**Requirement**
Please return every line in the entries below with the word "동영상자료실" in it.

:: Source information ::

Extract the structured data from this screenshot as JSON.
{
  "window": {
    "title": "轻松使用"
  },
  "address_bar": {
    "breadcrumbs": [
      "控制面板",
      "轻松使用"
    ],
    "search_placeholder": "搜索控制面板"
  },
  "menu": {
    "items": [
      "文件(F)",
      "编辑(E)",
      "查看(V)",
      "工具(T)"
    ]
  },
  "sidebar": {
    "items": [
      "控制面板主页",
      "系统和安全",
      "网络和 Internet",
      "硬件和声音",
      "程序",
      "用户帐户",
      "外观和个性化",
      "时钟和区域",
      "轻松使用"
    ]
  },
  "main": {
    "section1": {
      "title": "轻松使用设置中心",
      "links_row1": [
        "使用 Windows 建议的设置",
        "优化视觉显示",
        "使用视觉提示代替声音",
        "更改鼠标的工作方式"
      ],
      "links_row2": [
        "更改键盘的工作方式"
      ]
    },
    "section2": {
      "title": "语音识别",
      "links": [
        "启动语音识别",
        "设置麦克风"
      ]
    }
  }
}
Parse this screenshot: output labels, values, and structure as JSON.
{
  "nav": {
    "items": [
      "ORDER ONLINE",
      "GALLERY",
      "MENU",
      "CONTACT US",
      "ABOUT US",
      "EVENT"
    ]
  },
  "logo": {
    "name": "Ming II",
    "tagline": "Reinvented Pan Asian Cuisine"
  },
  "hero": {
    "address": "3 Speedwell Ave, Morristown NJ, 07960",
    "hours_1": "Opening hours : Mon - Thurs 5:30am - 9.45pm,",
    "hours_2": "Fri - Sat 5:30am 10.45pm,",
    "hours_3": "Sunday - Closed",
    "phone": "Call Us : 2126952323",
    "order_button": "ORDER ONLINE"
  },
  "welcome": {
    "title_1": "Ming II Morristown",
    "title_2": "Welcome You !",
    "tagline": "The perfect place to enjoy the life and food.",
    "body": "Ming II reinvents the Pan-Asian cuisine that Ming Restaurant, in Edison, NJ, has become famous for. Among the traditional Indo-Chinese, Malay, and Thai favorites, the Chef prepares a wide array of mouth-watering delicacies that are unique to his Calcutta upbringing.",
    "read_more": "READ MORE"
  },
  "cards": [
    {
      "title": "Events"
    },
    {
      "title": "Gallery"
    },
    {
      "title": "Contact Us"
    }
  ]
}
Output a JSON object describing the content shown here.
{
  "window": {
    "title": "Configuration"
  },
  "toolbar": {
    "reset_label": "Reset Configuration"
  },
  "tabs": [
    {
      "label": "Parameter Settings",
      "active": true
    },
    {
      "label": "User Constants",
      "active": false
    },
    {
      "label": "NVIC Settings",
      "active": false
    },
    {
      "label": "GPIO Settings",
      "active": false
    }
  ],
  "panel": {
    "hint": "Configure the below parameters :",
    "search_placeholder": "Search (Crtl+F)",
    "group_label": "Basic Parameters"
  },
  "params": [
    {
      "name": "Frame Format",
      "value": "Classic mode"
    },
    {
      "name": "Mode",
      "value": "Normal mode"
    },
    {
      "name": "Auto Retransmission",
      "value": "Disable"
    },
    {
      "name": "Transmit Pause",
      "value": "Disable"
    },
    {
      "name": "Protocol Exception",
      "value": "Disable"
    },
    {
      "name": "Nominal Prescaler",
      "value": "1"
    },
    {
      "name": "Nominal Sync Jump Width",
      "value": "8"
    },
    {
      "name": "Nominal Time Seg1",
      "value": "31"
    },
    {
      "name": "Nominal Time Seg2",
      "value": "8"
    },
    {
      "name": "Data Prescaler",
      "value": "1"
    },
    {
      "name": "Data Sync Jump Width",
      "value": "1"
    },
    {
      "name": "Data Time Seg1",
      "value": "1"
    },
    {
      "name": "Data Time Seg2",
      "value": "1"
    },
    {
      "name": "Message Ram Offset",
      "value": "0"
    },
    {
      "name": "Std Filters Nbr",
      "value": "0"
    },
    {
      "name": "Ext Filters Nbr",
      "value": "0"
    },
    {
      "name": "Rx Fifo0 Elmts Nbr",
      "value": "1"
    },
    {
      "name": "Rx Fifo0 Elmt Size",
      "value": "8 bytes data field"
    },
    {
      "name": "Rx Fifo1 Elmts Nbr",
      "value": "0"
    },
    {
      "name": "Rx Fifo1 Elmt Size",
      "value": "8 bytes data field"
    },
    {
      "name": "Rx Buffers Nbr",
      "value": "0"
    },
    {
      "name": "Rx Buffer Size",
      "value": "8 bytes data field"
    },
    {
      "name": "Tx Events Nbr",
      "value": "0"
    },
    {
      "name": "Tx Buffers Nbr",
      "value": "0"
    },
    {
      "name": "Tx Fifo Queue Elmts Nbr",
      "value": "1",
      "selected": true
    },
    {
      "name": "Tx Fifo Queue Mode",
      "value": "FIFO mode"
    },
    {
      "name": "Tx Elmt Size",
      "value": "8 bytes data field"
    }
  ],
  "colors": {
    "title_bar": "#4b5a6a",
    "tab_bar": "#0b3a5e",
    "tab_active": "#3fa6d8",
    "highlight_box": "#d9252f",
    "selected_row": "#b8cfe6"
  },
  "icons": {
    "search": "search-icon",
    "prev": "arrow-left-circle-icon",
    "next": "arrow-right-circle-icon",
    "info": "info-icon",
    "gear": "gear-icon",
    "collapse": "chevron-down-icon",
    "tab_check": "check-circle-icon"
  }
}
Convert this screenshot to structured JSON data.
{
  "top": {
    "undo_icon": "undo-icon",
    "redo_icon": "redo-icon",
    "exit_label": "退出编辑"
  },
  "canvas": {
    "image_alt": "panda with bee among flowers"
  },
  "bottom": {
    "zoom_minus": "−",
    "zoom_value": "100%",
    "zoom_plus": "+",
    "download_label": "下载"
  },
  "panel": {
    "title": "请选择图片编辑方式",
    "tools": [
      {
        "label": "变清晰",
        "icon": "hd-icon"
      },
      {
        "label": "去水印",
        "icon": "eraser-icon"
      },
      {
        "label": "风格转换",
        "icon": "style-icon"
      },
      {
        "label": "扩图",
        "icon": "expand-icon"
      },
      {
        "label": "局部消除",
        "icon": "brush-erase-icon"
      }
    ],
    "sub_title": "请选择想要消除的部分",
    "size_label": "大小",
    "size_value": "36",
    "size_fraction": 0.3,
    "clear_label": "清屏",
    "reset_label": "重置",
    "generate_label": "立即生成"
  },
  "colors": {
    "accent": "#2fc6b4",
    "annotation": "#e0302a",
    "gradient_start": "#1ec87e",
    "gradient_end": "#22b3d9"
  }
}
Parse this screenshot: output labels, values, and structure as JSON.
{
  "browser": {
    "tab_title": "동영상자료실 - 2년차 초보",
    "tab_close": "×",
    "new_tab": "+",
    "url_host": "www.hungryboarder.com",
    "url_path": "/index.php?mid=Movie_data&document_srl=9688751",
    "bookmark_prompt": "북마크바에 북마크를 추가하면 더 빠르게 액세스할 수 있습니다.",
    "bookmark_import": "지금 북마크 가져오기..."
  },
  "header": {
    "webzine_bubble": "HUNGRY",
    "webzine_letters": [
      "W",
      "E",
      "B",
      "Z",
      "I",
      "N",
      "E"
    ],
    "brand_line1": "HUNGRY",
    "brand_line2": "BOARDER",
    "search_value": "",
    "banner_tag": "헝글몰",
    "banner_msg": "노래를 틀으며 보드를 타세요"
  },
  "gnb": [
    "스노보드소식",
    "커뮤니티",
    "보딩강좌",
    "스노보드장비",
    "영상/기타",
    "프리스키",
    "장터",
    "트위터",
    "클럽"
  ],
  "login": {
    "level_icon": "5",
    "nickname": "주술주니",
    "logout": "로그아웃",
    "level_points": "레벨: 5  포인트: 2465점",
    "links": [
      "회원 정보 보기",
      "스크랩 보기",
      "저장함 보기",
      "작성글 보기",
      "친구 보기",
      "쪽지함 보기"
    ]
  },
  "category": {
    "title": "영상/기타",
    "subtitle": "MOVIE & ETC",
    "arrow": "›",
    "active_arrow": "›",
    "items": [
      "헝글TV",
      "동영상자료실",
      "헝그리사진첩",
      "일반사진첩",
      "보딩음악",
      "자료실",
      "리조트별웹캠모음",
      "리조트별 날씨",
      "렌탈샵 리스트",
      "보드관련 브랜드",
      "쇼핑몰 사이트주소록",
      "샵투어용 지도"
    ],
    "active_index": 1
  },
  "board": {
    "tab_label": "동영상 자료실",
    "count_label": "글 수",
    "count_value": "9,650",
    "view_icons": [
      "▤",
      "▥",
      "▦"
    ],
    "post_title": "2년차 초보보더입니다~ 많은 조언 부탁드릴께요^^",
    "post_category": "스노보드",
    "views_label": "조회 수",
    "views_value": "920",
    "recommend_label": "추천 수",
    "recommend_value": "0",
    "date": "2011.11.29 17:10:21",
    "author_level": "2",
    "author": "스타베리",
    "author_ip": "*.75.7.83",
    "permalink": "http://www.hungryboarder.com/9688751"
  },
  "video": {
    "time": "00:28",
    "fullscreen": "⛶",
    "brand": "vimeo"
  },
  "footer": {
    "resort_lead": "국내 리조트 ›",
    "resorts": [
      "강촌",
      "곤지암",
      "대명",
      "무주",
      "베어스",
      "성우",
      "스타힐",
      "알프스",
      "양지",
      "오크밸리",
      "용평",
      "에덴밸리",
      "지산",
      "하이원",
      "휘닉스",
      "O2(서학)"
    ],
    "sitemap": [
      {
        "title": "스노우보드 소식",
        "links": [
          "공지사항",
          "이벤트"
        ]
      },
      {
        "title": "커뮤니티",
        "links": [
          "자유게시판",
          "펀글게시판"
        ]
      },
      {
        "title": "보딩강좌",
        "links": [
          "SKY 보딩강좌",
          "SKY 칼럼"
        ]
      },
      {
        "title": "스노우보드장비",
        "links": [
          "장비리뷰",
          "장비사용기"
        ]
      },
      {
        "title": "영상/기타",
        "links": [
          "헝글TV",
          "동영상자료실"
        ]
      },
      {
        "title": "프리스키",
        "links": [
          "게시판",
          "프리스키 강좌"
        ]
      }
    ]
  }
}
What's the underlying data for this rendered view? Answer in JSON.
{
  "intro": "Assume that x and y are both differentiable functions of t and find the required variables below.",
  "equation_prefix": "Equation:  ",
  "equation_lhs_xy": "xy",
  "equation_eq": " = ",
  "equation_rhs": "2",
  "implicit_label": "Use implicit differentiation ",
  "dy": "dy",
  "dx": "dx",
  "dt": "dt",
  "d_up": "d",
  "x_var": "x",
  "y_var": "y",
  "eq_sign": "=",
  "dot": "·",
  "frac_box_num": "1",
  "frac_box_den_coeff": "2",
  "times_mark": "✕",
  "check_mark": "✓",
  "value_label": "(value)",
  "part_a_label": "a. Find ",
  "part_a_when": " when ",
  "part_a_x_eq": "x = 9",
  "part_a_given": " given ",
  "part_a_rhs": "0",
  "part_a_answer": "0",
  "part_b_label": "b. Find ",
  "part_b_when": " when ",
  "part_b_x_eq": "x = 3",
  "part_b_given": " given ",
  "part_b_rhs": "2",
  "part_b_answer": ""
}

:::

**Output below**
    "tab_title": "동영상자료실 - 2년차 초보",
      "동영상자료실",
          "동영상자료실"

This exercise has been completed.